[Website and app data records]
▽
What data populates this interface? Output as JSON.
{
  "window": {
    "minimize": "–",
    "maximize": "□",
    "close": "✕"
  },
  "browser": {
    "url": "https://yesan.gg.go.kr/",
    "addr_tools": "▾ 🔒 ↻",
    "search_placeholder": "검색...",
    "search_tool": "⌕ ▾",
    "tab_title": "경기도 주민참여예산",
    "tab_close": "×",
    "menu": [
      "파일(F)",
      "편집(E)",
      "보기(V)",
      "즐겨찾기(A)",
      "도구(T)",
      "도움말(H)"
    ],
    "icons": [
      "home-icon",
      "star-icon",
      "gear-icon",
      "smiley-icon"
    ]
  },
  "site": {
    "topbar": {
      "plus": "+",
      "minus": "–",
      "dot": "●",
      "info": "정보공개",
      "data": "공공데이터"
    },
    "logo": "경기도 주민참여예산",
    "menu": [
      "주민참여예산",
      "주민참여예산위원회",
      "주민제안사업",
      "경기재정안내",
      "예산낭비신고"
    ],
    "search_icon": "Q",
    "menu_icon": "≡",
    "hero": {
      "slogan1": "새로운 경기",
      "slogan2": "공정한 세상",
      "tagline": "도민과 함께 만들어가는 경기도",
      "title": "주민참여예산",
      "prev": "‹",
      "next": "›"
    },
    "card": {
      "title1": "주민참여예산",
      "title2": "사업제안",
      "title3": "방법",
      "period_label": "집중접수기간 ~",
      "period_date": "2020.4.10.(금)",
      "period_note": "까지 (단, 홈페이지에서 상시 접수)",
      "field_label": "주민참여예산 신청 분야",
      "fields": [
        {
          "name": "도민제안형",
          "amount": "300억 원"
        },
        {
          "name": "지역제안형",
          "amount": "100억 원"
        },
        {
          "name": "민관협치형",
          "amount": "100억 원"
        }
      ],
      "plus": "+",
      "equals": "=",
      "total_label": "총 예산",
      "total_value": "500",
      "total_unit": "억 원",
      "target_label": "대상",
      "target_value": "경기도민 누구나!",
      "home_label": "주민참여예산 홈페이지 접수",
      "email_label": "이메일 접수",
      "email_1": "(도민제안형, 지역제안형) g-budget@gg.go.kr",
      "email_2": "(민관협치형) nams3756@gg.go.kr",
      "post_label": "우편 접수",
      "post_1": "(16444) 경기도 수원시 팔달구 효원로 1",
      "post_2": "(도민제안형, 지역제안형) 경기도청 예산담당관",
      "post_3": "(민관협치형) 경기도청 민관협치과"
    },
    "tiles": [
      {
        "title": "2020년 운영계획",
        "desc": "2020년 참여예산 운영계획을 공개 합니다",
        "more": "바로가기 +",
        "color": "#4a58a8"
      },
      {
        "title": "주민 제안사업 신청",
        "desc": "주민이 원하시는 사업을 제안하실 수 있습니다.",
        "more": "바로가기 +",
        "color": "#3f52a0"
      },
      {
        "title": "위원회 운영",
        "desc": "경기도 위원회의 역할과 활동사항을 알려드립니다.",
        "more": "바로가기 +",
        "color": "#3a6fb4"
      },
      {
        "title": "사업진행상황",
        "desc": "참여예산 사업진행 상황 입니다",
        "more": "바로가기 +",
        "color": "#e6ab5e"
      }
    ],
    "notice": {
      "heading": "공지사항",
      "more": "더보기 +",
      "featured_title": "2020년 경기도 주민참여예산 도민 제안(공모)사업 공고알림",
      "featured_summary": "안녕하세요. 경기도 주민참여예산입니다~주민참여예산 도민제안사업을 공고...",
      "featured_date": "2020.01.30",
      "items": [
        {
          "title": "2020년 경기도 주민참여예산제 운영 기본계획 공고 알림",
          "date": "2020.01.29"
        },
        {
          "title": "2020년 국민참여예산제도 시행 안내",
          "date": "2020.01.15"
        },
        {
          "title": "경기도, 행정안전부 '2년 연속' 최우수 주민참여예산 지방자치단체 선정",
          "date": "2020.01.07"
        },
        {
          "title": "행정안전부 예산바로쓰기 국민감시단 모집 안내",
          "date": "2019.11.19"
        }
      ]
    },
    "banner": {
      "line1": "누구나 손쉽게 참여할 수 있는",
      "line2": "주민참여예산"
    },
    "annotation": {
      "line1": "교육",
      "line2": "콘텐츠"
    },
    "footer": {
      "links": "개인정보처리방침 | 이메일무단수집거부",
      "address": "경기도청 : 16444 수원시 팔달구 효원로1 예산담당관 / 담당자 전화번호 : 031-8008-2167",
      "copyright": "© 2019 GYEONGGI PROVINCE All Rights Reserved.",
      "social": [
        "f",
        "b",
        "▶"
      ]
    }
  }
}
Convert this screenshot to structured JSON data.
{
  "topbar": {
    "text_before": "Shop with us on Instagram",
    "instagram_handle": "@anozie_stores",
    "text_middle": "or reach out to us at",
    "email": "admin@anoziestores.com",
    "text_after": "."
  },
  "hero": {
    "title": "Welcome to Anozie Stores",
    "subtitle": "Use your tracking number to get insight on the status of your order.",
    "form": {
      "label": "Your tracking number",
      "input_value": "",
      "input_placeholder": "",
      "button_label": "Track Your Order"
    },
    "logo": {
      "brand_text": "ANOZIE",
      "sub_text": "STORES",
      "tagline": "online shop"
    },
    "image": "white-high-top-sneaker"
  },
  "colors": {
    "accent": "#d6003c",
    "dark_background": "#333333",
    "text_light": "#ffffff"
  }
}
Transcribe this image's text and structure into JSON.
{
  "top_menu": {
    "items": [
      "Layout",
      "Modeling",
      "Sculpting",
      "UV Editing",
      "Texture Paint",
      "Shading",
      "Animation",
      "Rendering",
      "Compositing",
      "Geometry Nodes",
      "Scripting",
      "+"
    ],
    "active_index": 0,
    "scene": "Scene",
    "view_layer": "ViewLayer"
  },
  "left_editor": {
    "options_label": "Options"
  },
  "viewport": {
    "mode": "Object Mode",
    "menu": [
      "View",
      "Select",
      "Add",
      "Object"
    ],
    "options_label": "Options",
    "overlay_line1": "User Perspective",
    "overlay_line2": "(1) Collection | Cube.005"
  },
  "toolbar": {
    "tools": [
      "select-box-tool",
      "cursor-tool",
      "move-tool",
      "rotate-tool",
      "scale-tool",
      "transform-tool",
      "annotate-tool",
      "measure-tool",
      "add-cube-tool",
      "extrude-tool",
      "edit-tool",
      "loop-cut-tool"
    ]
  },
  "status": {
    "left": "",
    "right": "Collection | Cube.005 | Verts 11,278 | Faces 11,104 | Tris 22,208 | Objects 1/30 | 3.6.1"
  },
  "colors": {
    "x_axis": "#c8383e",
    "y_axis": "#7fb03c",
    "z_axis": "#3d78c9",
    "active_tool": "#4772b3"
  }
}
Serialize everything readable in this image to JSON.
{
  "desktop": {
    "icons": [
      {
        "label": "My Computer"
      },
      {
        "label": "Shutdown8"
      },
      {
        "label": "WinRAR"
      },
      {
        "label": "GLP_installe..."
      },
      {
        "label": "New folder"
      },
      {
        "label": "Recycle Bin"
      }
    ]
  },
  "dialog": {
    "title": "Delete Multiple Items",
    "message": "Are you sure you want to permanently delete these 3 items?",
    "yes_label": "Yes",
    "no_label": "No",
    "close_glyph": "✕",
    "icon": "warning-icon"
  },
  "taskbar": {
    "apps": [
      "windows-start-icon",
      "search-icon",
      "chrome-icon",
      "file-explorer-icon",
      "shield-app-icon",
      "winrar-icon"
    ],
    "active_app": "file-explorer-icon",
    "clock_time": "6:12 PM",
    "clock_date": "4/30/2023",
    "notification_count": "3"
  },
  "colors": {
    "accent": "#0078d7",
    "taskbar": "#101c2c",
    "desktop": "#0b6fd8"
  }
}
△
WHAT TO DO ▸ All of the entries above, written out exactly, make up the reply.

SOLUTION TO THIS TASK ▸
What data populates this interface? Output as JSON.
{
  "window": {
    "minimize": "–",
    "maximize": "□",
    "close": "✕"
  },
  "browser": {
    "url": "https://yesan.gg.go.kr/",
    "addr_tools": "▾ 🔒 ↻",
    "search_placeholder": "검색...",
    "search_tool": "⌕ ▾",
    "tab_title": "경기도 주민참여예산",
    "tab_close": "×",
    "menu": [
      "파일(F)",
      "편집(E)",
      "보기(V)",
      "즐겨찾기(A)",
      "도구(T)",
      "도움말(H)"
    ],
    "icons": [
      "home-icon",
      "star-icon",
      "gear-icon",
      "smiley-icon"
    ]
  },
  "site": {
    "topbar": {
      "plus": "+",
      "minus": "–",
      "dot": "●",
      "info": "정보공개",
      "data": "공공데이터"
    },
    "logo": "경기도 주민참여예산",
    "menu": [
      "주민참여예산",
      "주민참여예산위원회",
      "주민제안사업",
      "경기재정안내",
      "예산낭비신고"
    ],
    "search_icon": "Q",
    "menu_icon": "≡",
    "hero": {
      "slogan1": "새로운 경기",
      "slogan2": "공정한 세상",
      "tagline": "도민과 함께 만들어가는 경기도",
      "title": "주민참여예산",
      "prev": "‹",
      "next": "›"
    },
    "card": {
      "title1": "주민참여예산",
      "title2": "사업제안",
      "title3": "방법",
      "period_label": "집중접수기간 ~",
      "period_date": "2020.4.10.(금)",
      "period_note": "까지 (단, 홈페이지에서 상시 접수)",
      "field_label": "주민참여예산 신청 분야",
      "fields": [
        {
          "name": "도민제안형",
          "amount": "300억 원"
        },
        {
          "name": "지역제안형",
          "amount": "100억 원"
        },
        {
          "name": "민관협치형",
          "amount": "100억 원"
        }
      ],
      "plus": "+",
      "equals": "=",
      "total_label": "총 예산",
      "total_value": "500",
      "total_unit": "억 원",
      "target_label": "대상",
      "target_value": "경기도민 누구나!",
      "home_label": "주민참여예산 홈페이지 접수",
      "email_label": "이메일 접수",
      "email_1": "(도민제안형, 지역제안형) g-budget@gg.go.kr",
      "email_2": "(민관협치형) nams3756@gg.go.kr",
      "post_label": "우편 접수",
      "post_1": "(16444) 경기도 수원시 팔달구 효원로 1",
      "post_2": "(도민제안형, 지역제안형) 경기도청 예산담당관",
      "post_3": "(민관협치형) 경기도청 민관협치과"
    },
    "tiles": [
      {
        "title": "2020년 운영계획",
        "desc": "2020년 참여예산 운영계획을 공개 합니다",
        "more": "바로가기 +",
        "color": "#4a58a8"
      },
      {
        "title": "주민 제안사업 신청",
        "desc": "주민이 원하시는 사업을 제안하실 수 있습니다.",
        "more": "바로가기 +",
        "color": "#3f52a0"
      },
      {
        "title": "위원회 운영",
        "desc": "경기도 위원회의 역할과 활동사항을 알려드립니다.",
        "more": "바로가기 +",
        "color": "#3a6fb4"
      },
      {
        "title": "사업진행상황",
        "desc": "참여예산 사업진행 상황 입니다",
        "more": "바로가기 +",
        "color": "#e6ab5e"
      }
    ],
    "notice": {
      "heading": "공지사항",
      "more": "더보기 +",
      "featured_title": "2020년 경기도 주민참여예산 도민 제안(공모)사업 공고알림",
      "featured_summary": "안녕하세요. 경기도 주민참여예산입니다~주민참여예산 도민제안사업을 공고...",
      "featured_date": "2020.01.30",
      "items": [
        {
          "title": "2020년 경기도 주민참여예산제 운영 기본계획 공고 알림",
          "date": "2020.01.29"
        },
        {
          "title": "2020년 국민참여예산제도 시행 안내",
          "date": "2020.01.15"
        },
        {
          "title": "경기도, 행정안전부 '2년 연속' 최우수 주민참여예산 지방자치단체 선정",
          "date": "2020.01.07"
        },
        {
          "title": "행정안전부 예산바로쓰기 국민감시단 모집 안내",
          "date": "2019.11.19"
        }
      ]
    },
    "banner": {
      "line1": "누구나 손쉽게 참여할 수 있는",
      "line2": "주민참여예산"
    },
    "annotation": {
      "line1": "교육",
      "line2": "콘텐츠"
    },
    "footer": {
      "links": "개인정보처리방침 | 이메일무단수집거부",
      "address": "경기도청 : 16444 수원시 팔달구 효원로1 예산담당관 / 담당자 전화번호 : 031-8008-2167",
      "copyright": "© 2019 GYEONGGI PROVINCE All Rights Reserved.",
      "social": [
        "f",
        "b",
        "▶"
      ]
    }
  }
}
Convert this screenshot to structured JSON data.
{
  "topbar": {
    "text_before": "Shop with us on Instagram",
    "instagram_handle": "@anozie_stores",
    "text_middle": "or reach out to us at",
    "email": "admin@anoziestores.com",
    "text_after": "."
  },
  "hero": {
    "title": "Welcome to Anozie Stores",
    "subtitle": "Use your tracking number to get insight on the status of your order.",
    "form": {
      "label": "Your tracking number",
      "input_value": "",
      "input_placeholder": "",
      "button_label": "Track Your Order"
    },
    "logo": {
      "brand_text": "ANOZIE",
      "sub_text": "STORES",
      "tagline": "online shop"
    },
    "image": "white-high-top-sneaker"
  },
  "colors": {
    "accent": "#d6003c",
    "dark_background": "#333333",
    "text_light": "#ffffff"
  }
}
Transcribe this image's text and structure into JSON.
{
  "top_menu": {
    "items": [
      "Layout",
      "Modeling",
      "Sculpting",
      "UV Editing",
      "Texture Paint",
      "Shading",
      "Animation",
      "Rendering",
      "Compositing",
      "Geometry Nodes",
      "Scripting",
      "+"
    ],
    "active_index": 0,
    "scene": "Scene",
    "view_layer": "ViewLayer"
  },
  "left_editor": {
    "options_label": "Options"
  },
  "viewport": {
    "mode": "Object Mode",
    "menu": [
      "View",
      "Select",
      "Add",
      "Object"
    ],
    "options_label": "Options",
    "overlay_line1": "User Perspective",
    "overlay_line2": "(1) Collection | Cube.005"
  },
  "toolbar": {
    "tools": [
      "select-box-tool",
      "cursor-tool",
      "move-tool",
      "rotate-tool",
      "scale-tool",
      "transform-tool",
      "annotate-tool",
      "measure-tool",
      "add-cube-tool",
      "extrude-tool",
      "edit-tool",
      "loop-cut-tool"
    ]
  },
  "status": {
    "left": "",
    "right": "Collection | Cube.005 | Verts 11,278 | Faces 11,104 | Tris 22,208 | Objects 1/30 | 3.6.1"
  },
  "colors": {
    "x_axis": "#c8383e",
    "y_axis": "#7fb03c",
    "z_axis": "#3d78c9",
    "active_tool": "#4772b3"
  }
}
Serialize everything readable in this image to JSON.
{
  "desktop": {
    "icons": [
      {
        "label": "My Computer"
      },
      {
        "label": "Shutdown8"
      },
      {
        "label": "WinRAR"
      },
      {
        "label": "GLP_installe..."
      },
      {
        "label": "New folder"
      },
      {
        "label": "Recycle Bin"
      }
    ]
  },
  "dialog": {
    "title": "Delete Multiple Items",
    "message": "Are you sure you want to permanently delete these 3 items?",
    "yes_label": "Yes",
    "no_label": "No",
    "close_glyph": "✕",
    "icon": "warning-icon"
  },
  "taskbar": {
    "apps": [
      "windows-start-icon",
      "search-icon",
      "chrome-icon",
      "file-explorer-icon",
      "shield-app-icon",
      "winrar-icon"
    ],
    "active_app": "file-explorer-icon",
    "clock_time": "6:12 PM",
    "clock_date": "4/30/2023",
    "notification_count": "3"
  },
  "colors": {
    "accent": "#0078d7",
    "taskbar": "#101c2c",
    "desktop": "#0b6fd8"
  }
}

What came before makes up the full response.